Update on Prison Conditions in Europe
Since the early attacks on prison conditions in Europe in Part 1 countries, there has been significant reticence by Courts in England and Wales to acknowledge the reality of the appalling conditions in which many extradited people are detained on their return. For the defence, the challenge is always one of evidence, particularly given the time lag between a CPT visit and the publication of the corresponding reports. Finding credible sources of information about the internal conditions of prisons is a constant struggle.
Since the Lithuanian cases of Janovic  EWHC 710 (Admin) and Nesukaitis  EWHC 304 (Admin) attitudes towards these problems have necessarily changed. Dicta in Jan Rot v District Court of Lublin,  EWHC 1820 (Admin) and Targosinski v Judicial Authority of Poland  EWHC 312 (Admin), effectively that prison conditions need not be considered in Category One countries, has been superseded. Courts have considered conditions in countries including Lithuania, Latvia, Hungary, Romania, Bulgaria and now Belgium. We have moved on a little.

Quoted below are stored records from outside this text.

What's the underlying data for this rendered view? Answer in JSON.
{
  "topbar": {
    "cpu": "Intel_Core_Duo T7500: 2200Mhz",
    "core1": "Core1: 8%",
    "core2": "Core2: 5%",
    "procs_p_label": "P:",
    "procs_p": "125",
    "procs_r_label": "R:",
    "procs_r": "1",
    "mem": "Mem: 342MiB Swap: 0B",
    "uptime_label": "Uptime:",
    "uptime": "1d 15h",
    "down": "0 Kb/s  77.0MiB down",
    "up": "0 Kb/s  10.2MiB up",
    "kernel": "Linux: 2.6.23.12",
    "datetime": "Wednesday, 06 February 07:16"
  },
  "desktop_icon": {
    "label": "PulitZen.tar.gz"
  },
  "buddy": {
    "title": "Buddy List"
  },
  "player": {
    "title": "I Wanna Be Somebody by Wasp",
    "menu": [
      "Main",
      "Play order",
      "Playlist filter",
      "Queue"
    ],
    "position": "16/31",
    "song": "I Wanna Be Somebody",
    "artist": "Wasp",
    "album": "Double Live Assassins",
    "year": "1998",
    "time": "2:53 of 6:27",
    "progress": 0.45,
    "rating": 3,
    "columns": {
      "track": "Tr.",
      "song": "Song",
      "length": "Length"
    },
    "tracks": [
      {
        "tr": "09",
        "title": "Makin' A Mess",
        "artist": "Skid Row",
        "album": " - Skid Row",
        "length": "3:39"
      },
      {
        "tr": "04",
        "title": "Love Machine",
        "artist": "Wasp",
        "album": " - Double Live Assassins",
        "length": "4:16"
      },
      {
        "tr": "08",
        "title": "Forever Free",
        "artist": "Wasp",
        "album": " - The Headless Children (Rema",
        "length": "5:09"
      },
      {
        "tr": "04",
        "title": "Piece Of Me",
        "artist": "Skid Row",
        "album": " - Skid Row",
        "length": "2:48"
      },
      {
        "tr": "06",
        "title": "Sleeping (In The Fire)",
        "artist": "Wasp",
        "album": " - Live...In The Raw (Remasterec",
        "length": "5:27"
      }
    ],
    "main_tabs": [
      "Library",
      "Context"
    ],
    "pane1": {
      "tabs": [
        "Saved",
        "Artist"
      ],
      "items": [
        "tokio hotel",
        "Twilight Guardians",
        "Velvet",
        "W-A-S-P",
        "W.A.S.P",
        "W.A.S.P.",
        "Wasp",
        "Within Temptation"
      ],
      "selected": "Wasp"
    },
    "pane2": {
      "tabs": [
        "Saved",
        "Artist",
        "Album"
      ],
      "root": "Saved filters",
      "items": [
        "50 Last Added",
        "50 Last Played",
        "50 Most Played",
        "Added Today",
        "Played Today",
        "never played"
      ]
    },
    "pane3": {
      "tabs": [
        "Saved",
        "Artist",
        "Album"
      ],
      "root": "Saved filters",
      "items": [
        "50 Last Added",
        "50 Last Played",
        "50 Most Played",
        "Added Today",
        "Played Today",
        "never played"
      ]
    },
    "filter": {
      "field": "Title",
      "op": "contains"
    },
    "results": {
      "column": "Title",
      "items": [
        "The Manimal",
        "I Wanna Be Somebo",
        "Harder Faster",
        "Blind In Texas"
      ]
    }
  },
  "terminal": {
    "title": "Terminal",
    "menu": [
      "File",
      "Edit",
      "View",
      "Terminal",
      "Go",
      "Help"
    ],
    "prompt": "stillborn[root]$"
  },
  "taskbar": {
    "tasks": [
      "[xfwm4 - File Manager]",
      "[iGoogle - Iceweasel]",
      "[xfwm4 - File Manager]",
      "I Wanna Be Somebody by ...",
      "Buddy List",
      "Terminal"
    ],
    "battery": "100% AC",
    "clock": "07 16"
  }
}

That being said, disappointingly our Courts have not been at the forefront of a desire to preserve the Article 3 rights of those returned by extradition. The now more-or-less rebuffed test of “something akin to international consensus” meant our courts looked to the decisions of other EU states for the confidence to make an issue of information suggesting minimum standards were being flouted in requesting states. The tempered progress in examining prison conditions is a clear manifestation of the politics and diplomacy at the heart of Extradition.
The truth of the situation is that prison conditions in many countries with poor CPT reports are not improving. There is a lack of political will and/or financial resources available in many of those countries to address the problems. As long as that is the reality, Courts will have to increasingly scrutinise those conditions, no matter how uncomfortable the exercise.
The focus of these cases now is, of course, the adherence to diplomatic assurances which have been routinely accepted by our Courts guaranteeing certain conditions of detention. Since Aleksynas  EWHC 437 (Admin) we have seen greater and greater use of them, and practically speaking, they are written with heavy handed guidance from the CPS and tailored to allay the Court’s concern in each jurisdiction.
What next for European prison conditions?
Romania has problems in adhering to its assurances, although its government appears to show strong will to resolve the problems. Grecu  EWHC 1427 (Admin) has allowed extradition to continue. The interesting question is how many breaches will be tolerated?
Have withdrawn their assurance for all requests after May this year without significant further information being provided. Conditions, we understand, are not substantially different that existed during GS  4 W.L.R. 33 but evidentially the position remains difficult. We also await an unreported decision as to alleged breaches of the assurance.
Purcell  EWHC 1981 (Admin) has been decided and extradition can continue to Belgium. Transcripts are not available online but can be provided. It does not appear that the strike issue is completely over, however, and the Netherlands have just stopped extradition pending further information being provided to them (see https://www.liberties.eu/en/short-news/19774).
The third decision in Kirchanov and Others (as yet unreported) determined that despite the breaches of the original assurance, return can continue on a new formulation. That being said there is some merit in pursuing any cases in Varna, Burgas or Sofia, where conditions are considerably worse than in other areas and where it is arguable that even the new assurance cannot be adhered to.